This wonderful church was built during the first half of the 14th century and is of a piece for the period. It is the epitome of English gothic architecture just before the advent of The Black Death. Internally it is equally splendid, not only for the architecture but in particular for the fine stained glass windows. The first group were installed whilst the building was constructed, with more from the 16th century. The latter include designs derived from Holbein’s Whitehall Palace mural of Henry Vlll and his family. Also from this period comes the armorial glass from the Cave family who lives at Stanford Hall. Other notable features are the organ case made in 1630 and originally at Magdalen College Oxford. The fine monuments date from the 16th to 19th century to members of the Cave family by such sculptors as Maximilian Colt, Westmacott and John Gibson RA.
The church community struggled with the mess made by their resident bats, a roost of Natterer's bats. Additionally, the fine monuments suffered damage, as the picture shows.
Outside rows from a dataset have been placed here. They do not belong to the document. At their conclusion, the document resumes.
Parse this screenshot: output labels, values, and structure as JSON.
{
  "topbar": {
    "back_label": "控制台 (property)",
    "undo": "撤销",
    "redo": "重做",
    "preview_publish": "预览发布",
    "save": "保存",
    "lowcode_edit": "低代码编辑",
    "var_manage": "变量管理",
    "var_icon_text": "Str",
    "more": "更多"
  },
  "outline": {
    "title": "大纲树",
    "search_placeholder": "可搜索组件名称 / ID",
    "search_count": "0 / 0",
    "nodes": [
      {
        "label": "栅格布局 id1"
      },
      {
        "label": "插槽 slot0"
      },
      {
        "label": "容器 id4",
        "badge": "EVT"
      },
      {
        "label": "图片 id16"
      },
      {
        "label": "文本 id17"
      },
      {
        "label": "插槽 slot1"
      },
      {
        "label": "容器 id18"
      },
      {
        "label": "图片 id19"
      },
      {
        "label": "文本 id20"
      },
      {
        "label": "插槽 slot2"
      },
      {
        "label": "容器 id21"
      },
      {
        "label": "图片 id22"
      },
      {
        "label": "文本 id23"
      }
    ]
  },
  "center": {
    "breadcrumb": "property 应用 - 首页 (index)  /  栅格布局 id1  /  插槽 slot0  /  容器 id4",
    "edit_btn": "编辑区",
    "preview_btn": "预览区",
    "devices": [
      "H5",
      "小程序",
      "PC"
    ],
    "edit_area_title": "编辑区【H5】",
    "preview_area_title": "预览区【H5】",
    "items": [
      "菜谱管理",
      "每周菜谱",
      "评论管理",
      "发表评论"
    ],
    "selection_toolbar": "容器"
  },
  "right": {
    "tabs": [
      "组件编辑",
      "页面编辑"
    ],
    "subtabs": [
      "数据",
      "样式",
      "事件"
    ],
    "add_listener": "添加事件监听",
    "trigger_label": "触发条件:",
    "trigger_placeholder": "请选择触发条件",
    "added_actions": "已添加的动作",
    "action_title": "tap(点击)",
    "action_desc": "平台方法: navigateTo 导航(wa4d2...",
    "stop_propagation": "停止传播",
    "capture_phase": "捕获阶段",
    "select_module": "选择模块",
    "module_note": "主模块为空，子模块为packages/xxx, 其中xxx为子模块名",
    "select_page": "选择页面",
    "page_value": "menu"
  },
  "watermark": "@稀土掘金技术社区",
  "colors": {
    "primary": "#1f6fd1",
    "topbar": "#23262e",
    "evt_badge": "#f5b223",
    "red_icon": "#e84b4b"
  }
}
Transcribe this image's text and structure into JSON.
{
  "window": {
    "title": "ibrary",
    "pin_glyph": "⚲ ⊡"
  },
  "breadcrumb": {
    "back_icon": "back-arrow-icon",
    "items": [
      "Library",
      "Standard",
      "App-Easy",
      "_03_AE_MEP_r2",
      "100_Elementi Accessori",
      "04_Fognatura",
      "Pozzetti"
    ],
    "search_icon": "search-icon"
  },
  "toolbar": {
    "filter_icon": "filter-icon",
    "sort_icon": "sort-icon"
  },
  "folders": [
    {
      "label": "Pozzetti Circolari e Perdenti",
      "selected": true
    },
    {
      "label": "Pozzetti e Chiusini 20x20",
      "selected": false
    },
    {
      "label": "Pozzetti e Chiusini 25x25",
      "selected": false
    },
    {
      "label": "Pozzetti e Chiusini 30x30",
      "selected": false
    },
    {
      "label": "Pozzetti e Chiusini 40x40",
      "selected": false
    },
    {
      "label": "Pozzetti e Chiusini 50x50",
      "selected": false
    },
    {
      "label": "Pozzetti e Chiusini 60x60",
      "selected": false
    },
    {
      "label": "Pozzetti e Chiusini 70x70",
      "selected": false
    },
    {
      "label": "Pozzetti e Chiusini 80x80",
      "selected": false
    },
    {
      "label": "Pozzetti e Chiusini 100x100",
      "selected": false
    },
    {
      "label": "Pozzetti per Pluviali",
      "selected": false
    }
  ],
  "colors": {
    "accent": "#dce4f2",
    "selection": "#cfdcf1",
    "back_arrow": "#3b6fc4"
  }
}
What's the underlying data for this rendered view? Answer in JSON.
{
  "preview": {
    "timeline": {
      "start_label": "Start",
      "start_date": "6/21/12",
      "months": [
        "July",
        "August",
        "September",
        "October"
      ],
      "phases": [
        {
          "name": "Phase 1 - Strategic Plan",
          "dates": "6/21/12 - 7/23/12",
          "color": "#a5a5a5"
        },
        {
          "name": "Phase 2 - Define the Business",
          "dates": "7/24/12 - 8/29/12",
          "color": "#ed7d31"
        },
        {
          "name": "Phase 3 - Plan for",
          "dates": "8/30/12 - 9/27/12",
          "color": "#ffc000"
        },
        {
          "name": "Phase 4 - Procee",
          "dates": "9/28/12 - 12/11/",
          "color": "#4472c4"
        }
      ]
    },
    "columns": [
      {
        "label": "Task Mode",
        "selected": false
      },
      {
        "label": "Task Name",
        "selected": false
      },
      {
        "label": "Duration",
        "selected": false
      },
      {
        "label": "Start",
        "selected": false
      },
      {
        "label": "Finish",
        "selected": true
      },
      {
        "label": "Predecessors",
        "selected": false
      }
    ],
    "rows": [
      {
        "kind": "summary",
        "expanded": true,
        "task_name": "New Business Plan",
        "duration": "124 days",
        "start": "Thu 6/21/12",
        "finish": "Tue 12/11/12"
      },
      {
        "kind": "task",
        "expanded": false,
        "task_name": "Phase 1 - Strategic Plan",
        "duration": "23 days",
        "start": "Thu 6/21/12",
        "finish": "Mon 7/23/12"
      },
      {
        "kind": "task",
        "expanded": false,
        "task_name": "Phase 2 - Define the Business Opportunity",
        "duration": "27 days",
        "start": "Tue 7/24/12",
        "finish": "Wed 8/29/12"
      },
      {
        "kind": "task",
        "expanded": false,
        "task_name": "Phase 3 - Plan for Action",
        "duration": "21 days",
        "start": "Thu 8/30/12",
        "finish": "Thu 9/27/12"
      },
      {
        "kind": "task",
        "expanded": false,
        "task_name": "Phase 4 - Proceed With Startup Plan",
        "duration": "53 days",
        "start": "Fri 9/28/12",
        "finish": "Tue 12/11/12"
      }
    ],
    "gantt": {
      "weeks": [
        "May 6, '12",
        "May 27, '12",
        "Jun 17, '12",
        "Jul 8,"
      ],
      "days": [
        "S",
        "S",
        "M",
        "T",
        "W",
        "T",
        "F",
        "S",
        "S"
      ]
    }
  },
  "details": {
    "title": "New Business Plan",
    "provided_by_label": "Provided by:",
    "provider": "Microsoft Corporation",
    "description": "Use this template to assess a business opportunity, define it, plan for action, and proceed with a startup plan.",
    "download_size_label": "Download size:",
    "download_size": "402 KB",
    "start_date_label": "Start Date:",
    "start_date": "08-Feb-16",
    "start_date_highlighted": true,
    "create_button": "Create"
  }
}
In 2017, as a pilot for the project, a bat survey and management plan were commissioned. The church subsequently installed eaves boxes to contain the roost, enabling them to breed but preventing them from entering the church. After a trial year to accustom them to the boxes, but still enabling them to enter the church, the boxes were blocked. This has been very successful for the bats and the church community - the bats are using their new home, and the community finds cleaning far less of a burden.